Instagram Head Adam Mosseri, speaking before a Senate panel, said a industry body should be formed with input from civil society, parents, and regulators to create standards on age verification, age-appropriate experiences, and parental controls.
Instagram head Adam Mosseri on Wednesday urged the creation of an industry body to determine best practices to help keep young people safe online, in his first appearance before Congress.
Mosseri, speaking before a Senate panel, said the industry body should receive input from civil society, parents, and regulators to create standards on how to verify age, design age-appropriate experiences, and build parental controls.
Photo-sharing app Instagram and its parent company Meta Platforms Inc, formerly Facebook
, have come under intense scrutiny over the potential impact of their services on the mental health, body image and online safety of young users.
Mosseri said companies like Instagram "should have to adhere to these standards to earn some of our Section 230 protections," referring to a key US internet law which offers tech platforms protections from liability over content posted by users.
Lawmakers, who have held a series of hearings on children's online safety, said they wanted to discuss legislative reforms and solutions to protect kids online from harmful content, abuses and exploitative practices, including around the algorithms used by tech platforms.
In his opening remarks, Senator Richard Blumenthal said the time for self-regulation was over.
Instagram, since September, has suspended plans for a version of the app for kids, amid growing opposition to the project.
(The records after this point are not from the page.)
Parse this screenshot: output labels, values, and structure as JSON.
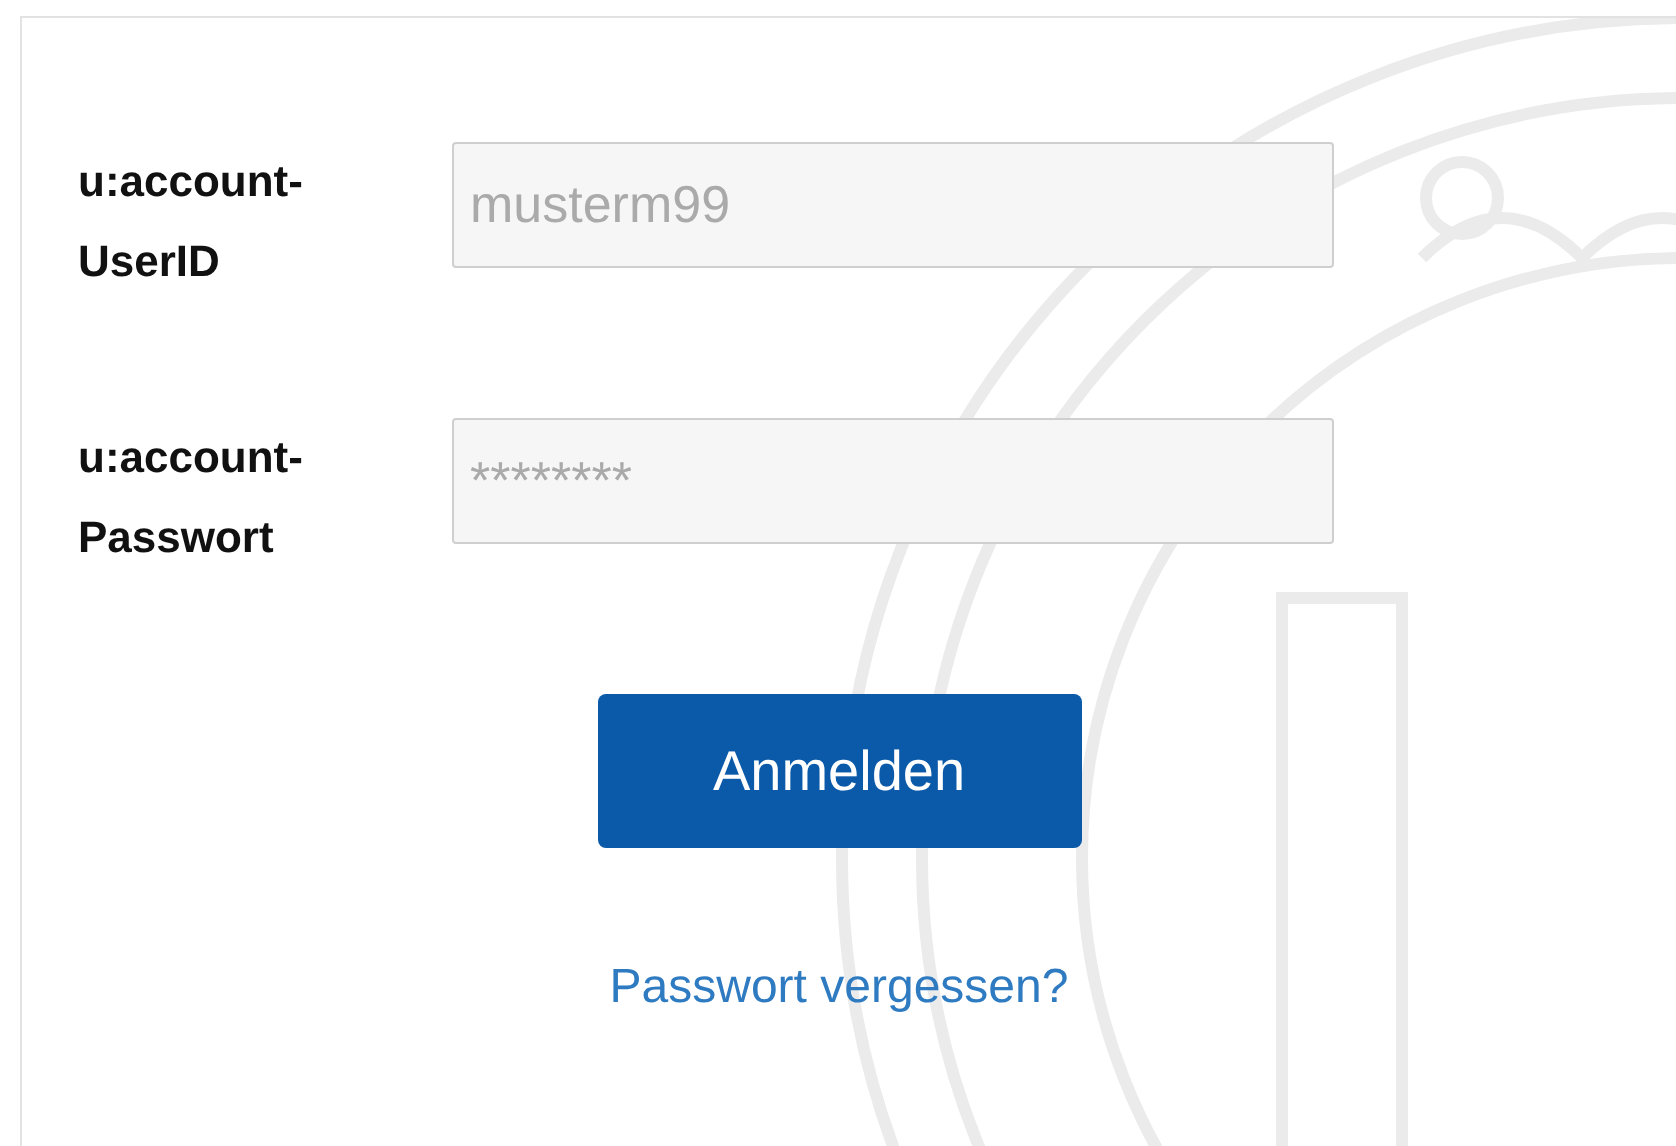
{
  "login_form": {
    "fields": [
      {
        "label": "u:account-UserID",
        "placeholder": "musterm99"
      },
      {
        "label": "u:account-Passwort",
        "placeholder": "********"
      }
    ],
    "submit_button": "Anmelden",
    "forgot_link": "Passwort vergessen?"
  }
}
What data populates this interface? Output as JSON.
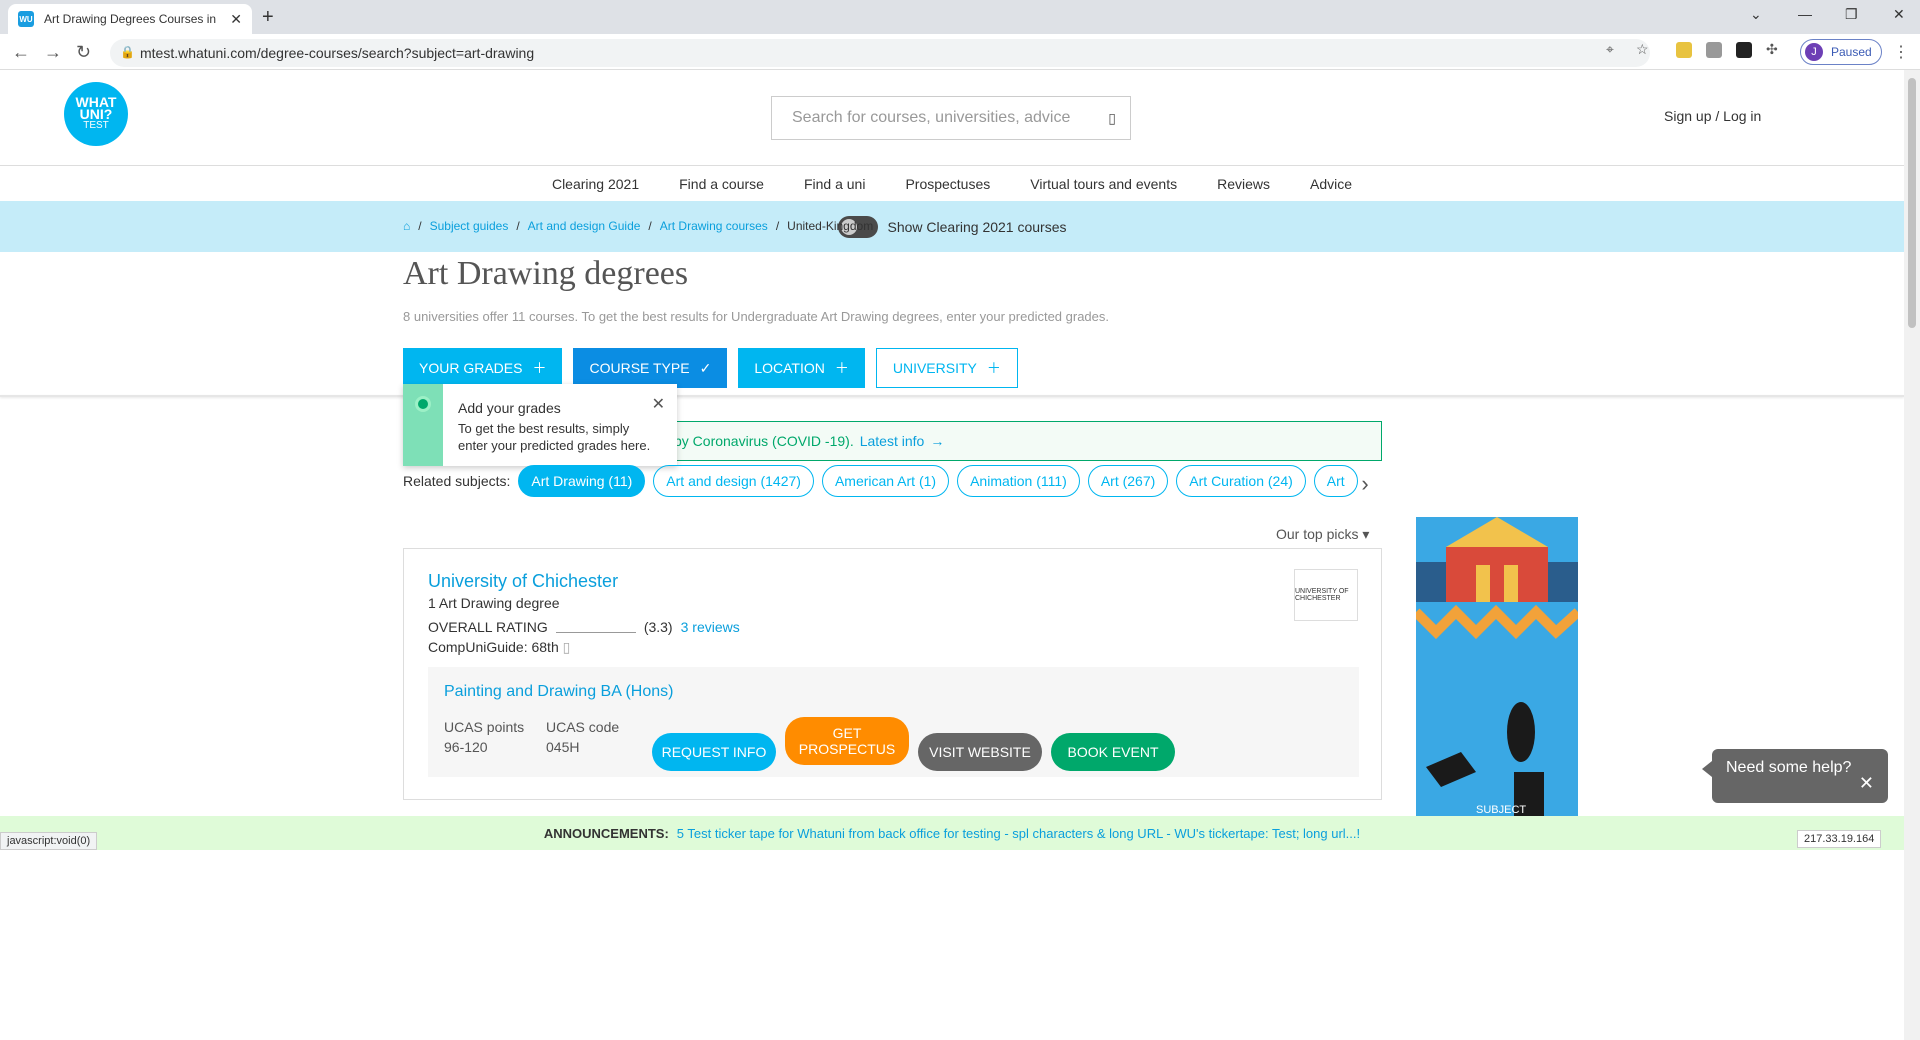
{
  "browser": {
    "tab_title": "Art Drawing Degrees Courses in",
    "url": "mtest.whatuni.com/degree-courses/search?subject=art-drawing",
    "profile_initial": "J",
    "profile_status": "Paused"
  },
  "header": {
    "logo_line1": "WHAT",
    "logo_line2": "UNI?",
    "logo_line3": "TEST",
    "search_placeholder": "Search for courses, universities, advice",
    "signin": "Sign up / Log in"
  },
  "nav": [
    "Clearing 2021",
    "Find a course",
    "Find a uni",
    "Prospectuses",
    "Virtual tours and events",
    "Reviews",
    "Advice"
  ],
  "clearing_toggle": "Show Clearing 2021 courses",
  "breadcrumb": [
    "Subject guides",
    "Art and design Guide",
    "Art Drawing courses",
    "United-Kingdom"
  ],
  "title": "Art Drawing degrees",
  "subtitle": "8 universities offer 11 courses. To get the best results for Undergraduate Art Drawing degrees, enter your predicted grades.",
  "filters": [
    "YOUR GRADES",
    "COURSE TYPE",
    "LOCATION",
    "UNIVERSITY"
  ],
  "covid": {
    "text": "by Coronavirus (COVID -19).",
    "link": "Latest info"
  },
  "tooltip": {
    "title": "Add your grades",
    "text": "To get the best results, simply enter your predicted grades here."
  },
  "related": {
    "label": "Related subjects:",
    "chips": [
      "Art Drawing (11)",
      "Art and design (1427)",
      "American Art (1)",
      "Animation (111)",
      "Art (267)",
      "Art Curation (24)",
      "Art"
    ]
  },
  "sort": "Our top picks",
  "result": {
    "uni": "University of Chichester",
    "count": "1 Art Drawing degree",
    "rating_label": "OVERALL RATING",
    "rating_value": "(3.3)",
    "reviews": "3 reviews",
    "cug": "CompUniGuide: 68th",
    "logo_text": "UNIVERSITY OF CHICHESTER",
    "course": "Painting and Drawing BA (Hons)",
    "ucas_points_label": "UCAS points",
    "ucas_points": "96-120",
    "ucas_code_label": "UCAS code",
    "ucas_code": "045H",
    "buttons": [
      "REQUEST INFO",
      "GET PROSPECTUS",
      "VISIT WEBSITE",
      "BOOK EVENT"
    ]
  },
  "ad_text": "SUBJECT",
  "help": "Need some help?",
  "announcement": {
    "label": "ANNOUNCEMENTS:",
    "text": "5 Test ticker tape for Whatuni from back office for testing - spl characters & long URL - WU's tickertape: Test; long url...!"
  },
  "status": "javascript:void(0)",
  "ip": "217.33.19.164",
  "colors": {
    "brand": "#00b6f0",
    "green": "#00a86b",
    "orange": "#ff8c00",
    "grey_btn": "#666666"
  }
}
The pause followed a Wall Street Journal report that said internal documents, leaked by former Facebook
employee Frances Haugen, showed the company knew Instagram could have harmful mental health effects on teens.
Mosseri, speaking at the hearing, echoed the company's previous statements that public reporting mischaracterized the internal research.
He also touted product announcements Instagram made on Tuesday on young users' safety, including that it would be stricter about the types of content it recommends to teens, and would switch off the ability for people to tag or mention teens who do not follow them on the app.
It also launched a time management feature to remind users to take a break from the app and said it would introduce parental controls next year.
In her opening remarks, Senator Marsha Blackburn called the updates "too little too late," while Senator Blumenthal referred to the changes, like Instagram's pause on its kids app, as a "public relations tactic."Instagram, like other social media sites, has rules against children under 13 joining the platform but has said it knows it has users this age.
In his testimony, Mosseri called for more age verification technology at a phone level, rather than by individual tech platforms, so users have an "age-appropriate experience."